*YOUR ASSIGNMENT*: Write out all of the listing exactly. Add nothing to it.

*DATA EXTRACT*:
☆ ☆ ☆

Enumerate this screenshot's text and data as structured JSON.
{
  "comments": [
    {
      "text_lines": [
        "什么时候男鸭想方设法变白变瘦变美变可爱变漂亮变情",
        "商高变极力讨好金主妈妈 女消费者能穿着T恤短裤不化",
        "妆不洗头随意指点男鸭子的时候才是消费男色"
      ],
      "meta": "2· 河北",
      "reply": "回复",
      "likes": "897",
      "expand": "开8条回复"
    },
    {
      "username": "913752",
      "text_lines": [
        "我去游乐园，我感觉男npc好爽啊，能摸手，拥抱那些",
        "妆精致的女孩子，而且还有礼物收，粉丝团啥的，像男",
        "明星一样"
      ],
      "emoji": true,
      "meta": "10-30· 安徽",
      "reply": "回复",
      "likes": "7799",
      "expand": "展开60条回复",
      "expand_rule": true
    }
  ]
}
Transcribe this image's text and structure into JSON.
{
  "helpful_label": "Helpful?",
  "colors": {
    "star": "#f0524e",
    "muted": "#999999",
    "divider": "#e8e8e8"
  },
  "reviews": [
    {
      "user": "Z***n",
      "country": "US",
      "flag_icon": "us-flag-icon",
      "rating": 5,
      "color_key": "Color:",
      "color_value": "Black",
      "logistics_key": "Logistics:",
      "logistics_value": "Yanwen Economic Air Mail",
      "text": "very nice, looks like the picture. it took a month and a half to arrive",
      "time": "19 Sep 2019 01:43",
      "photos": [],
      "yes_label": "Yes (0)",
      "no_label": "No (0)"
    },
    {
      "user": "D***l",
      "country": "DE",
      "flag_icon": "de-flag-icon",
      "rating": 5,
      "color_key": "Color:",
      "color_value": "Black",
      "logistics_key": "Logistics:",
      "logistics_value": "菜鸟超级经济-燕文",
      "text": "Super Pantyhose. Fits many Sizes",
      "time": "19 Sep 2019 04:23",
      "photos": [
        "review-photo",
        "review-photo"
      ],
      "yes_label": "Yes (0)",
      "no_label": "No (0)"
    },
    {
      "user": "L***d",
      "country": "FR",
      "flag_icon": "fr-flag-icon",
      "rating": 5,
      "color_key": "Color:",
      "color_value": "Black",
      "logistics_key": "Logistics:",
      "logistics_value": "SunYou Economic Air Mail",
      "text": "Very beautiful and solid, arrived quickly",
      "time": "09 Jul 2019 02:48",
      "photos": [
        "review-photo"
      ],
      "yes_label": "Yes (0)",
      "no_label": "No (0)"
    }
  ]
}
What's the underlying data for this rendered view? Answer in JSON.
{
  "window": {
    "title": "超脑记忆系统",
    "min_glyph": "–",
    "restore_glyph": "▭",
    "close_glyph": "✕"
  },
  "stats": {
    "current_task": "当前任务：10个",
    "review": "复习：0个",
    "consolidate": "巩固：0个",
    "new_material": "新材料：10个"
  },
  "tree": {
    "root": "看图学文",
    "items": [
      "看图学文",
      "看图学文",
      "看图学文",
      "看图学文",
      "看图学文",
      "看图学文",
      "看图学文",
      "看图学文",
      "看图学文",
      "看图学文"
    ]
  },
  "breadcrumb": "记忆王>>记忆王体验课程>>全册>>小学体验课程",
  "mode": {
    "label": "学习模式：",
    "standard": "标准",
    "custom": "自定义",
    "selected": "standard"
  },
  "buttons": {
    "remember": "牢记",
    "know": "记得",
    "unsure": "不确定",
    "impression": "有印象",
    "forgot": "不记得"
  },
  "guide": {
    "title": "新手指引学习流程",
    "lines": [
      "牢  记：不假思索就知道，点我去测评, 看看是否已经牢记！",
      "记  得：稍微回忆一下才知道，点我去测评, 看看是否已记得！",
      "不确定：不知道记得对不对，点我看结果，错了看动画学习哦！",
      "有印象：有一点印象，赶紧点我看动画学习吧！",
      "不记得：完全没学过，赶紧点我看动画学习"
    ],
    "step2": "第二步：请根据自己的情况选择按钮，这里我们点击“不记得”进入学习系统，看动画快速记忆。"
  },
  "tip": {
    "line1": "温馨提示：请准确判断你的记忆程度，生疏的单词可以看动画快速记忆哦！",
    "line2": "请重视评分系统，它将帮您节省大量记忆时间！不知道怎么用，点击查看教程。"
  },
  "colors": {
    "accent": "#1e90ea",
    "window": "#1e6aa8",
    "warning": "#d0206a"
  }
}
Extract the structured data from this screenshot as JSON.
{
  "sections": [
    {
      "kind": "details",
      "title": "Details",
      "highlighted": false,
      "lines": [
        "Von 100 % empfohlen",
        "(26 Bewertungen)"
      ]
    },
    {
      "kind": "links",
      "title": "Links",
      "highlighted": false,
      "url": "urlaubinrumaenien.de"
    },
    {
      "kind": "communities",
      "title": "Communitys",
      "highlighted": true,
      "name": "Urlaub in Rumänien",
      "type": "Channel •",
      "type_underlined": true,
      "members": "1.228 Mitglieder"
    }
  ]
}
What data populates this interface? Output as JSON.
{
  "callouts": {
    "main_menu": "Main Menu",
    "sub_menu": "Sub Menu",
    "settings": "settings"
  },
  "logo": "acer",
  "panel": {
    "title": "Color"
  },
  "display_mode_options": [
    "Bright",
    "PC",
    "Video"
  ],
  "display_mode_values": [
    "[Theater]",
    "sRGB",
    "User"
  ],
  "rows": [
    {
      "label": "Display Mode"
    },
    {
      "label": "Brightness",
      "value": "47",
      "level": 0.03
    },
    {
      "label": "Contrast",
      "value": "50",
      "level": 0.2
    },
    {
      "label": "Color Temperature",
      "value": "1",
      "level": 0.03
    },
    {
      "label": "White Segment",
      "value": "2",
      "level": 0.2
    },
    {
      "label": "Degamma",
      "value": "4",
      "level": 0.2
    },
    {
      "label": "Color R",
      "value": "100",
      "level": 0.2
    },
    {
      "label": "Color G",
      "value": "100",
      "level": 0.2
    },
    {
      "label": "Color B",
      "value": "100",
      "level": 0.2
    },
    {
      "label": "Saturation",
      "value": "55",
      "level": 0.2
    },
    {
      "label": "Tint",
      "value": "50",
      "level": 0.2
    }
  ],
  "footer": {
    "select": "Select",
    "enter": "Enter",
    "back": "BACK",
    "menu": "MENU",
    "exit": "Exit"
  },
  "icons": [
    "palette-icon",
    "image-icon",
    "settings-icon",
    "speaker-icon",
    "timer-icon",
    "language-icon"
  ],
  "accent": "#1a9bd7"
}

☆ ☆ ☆

*OUTPUT*:
Enumerate this screenshot's text and data as structured JSON.
{
  "comments": [
    {
      "text_lines": [
        "什么时候男鸭想方设法变白变瘦变美变可爱变漂亮变情",
        "商高变极力讨好金主妈妈 女消费者能穿着T恤短裤不化",
        "妆不洗头随意指点男鸭子的时候才是消费男色"
      ],
      "meta": "2· 河北",
      "reply": "回复",
      "likes": "897",
      "expand": "开8条回复"
    },
    {
      "username": "913752",
      "text_lines": [
        "我去游乐园，我感觉男npc好爽啊，能摸手，拥抱那些",
        "妆精致的女孩子，而且还有礼物收，粉丝团啥的，像男",
        "明星一样"
      ],
      "emoji": true,
      "meta": "10-30· 安徽",
      "reply": "回复",
      "likes": "7799",
      "expand": "展开60条回复",
      "expand_rule": true
    }
  ]
}
Transcribe this image's text and structure into JSON.
{
  "helpful_label": "Helpful?",
  "colors": {
    "star": "#f0524e",
    "muted": "#999999",
    "divider": "#e8e8e8"
  },
  "reviews": [
    {
      "user": "Z***n",
      "country": "US",
      "flag_icon": "us-flag-icon",
      "rating": 5,
      "color_key": "Color:",
      "color_value": "Black",
      "logistics_key": "Logistics:",
      "logistics_value": "Yanwen Economic Air Mail",
      "text": "very nice, looks like the picture. it took a month and a half to arrive",
      "time": "19 Sep 2019 01:43",
      "photos": [],
      "yes_label": "Yes (0)",
      "no_label": "No (0)"
    },
    {
      "user": "D***l",
      "country": "DE",
      "flag_icon": "de-flag-icon",
      "rating": 5,
      "color_key": "Color:",
      "color_value": "Black",
      "logistics_key": "Logistics:",
      "logistics_value": "菜鸟超级经济-燕文",
      "text": "Super Pantyhose. Fits many Sizes",
      "time": "19 Sep 2019 04:23",
      "photos": [
        "review-photo",
        "review-photo"
      ],
      "yes_label": "Yes (0)",
      "no_label": "No (0)"
    },
    {
      "user": "L***d",
      "country": "FR",
      "flag_icon": "fr-flag-icon",
      "rating": 5,
      "color_key": "Color:",
      "color_value": "Black",
      "logistics_key": "Logistics:",
      "logistics_value": "SunYou Economic Air Mail",
      "text": "Very beautiful and solid, arrived quickly",
      "time": "09 Jul 2019 02:48",
      "photos": [
        "review-photo"
      ],
      "yes_label": "Yes (0)",
      "no_label": "No (0)"
    }
  ]
}
What's the underlying data for this rendered view? Answer in JSON.
{
  "window": {
    "title": "超脑记忆系统",
    "min_glyph": "–",
    "restore_glyph": "▭",
    "close_glyph": "✕"
  },
  "stats": {
    "current_task": "当前任务：10个",
    "review": "复习：0个",
    "consolidate": "巩固：0个",
    "new_material": "新材料：10个"
  },
  "tree": {
    "root": "看图学文",
    "items": [
      "看图学文",
      "看图学文",
      "看图学文",
      "看图学文",
      "看图学文",
      "看图学文",
      "看图学文",
      "看图学文",
      "看图学文",
      "看图学文"
    ]
  },
  "breadcrumb": "记忆王>>记忆王体验课程>>全册>>小学体验课程",
  "mode": {
    "label": "学习模式：",
    "standard": "标准",
    "custom": "自定义",
    "selected": "standard"
  },
  "buttons": {
    "remember": "牢记",
    "know": "记得",
    "unsure": "不确定",
    "impression": "有印象",
    "forgot": "不记得"
  },
  "guide": {
    "title": "新手指引学习流程",
    "lines": [
      "牢  记：不假思索就知道，点我去测评, 看看是否已经牢记！",
      "记  得：稍微回忆一下才知道，点我去测评, 看看是否已记得！",
      "不确定：不知道记得对不对，点我看结果，错了看动画学习哦！",
      "有印象：有一点印象，赶紧点我看动画学习吧！",
      "不记得：完全没学过，赶紧点我看动画学习"
    ],
    "step2": "第二步：请根据自己的情况选择按钮，这里我们点击“不记得”进入学习系统，看动画快速记忆。"
  },
  "tip": {
    "line1": "温馨提示：请准确判断你的记忆程度，生疏的单词可以看动画快速记忆哦！",
    "line2": "请重视评分系统，它将帮您节省大量记忆时间！不知道怎么用，点击查看教程。"
  },
  "colors": {
    "accent": "#1e90ea",
    "window": "#1e6aa8",
    "warning": "#d0206a"
  }
}
Extract the structured data from this screenshot as JSON.
{
  "sections": [
    {
      "kind": "details",
      "title": "Details",
      "highlighted": false,
      "lines": [
        "Von 100 % empfohlen",
        "(26 Bewertungen)"
      ]
    },
    {
      "kind": "links",
      "title": "Links",
      "highlighted": false,
      "url": "urlaubinrumaenien.de"
    },
    {
      "kind": "communities",
      "title": "Communitys",
      "highlighted": true,
      "name": "Urlaub in Rumänien",
      "type": "Channel •",
      "type_underlined": true,
      "members": "1.228 Mitglieder"
    }
  ]
}
What data populates this interface? Output as JSON.
{
  "callouts": {
    "main_menu": "Main Menu",
    "sub_menu": "Sub Menu",
    "settings": "settings"
  },
  "logo": "acer",
  "panel": {
    "title": "Color"
  },
  "display_mode_options": [
    "Bright",
    "PC",
    "Video"
  ],
  "display_mode_values": [
    "[Theater]",
    "sRGB",
    "User"
  ],
  "rows": [
    {
      "label": "Display Mode"
    },
    {
      "label": "Brightness",
      "value": "47",
      "level": 0.03
    },
    {
      "label": "Contrast",
      "value": "50",
      "level": 0.2
    },
    {
      "label": "Color Temperature",
      "value": "1",
      "level": 0.03
    },
    {
      "label": "White Segment",
      "value": "2",
      "level": 0.2
    },
    {
      "label": "Degamma",
      "value": "4",
      "level": 0.2
    },
    {
      "label": "Color R",
      "value": "100",
      "level": 0.2
    },
    {
      "label": "Color G",
      "value": "100",
      "level": 0.2
    },
    {
      "label": "Color B",
      "value": "100",
      "level": 0.2
    },
    {
      "label": "Saturation",
      "value": "55",
      "level": 0.2
    },
    {
      "label": "Tint",
      "value": "50",
      "level": 0.2
    }
  ],
  "footer": {
    "select": "Select",
    "enter": "Enter",
    "back": "BACK",
    "menu": "MENU",
    "exit": "Exit"
  },
  "icons": [
    "palette-icon",
    "image-icon",
    "settings-icon",
    "speaker-icon",
    "timer-icon",
    "language-icon"
  ],
  "accent": "#1a9bd7"
}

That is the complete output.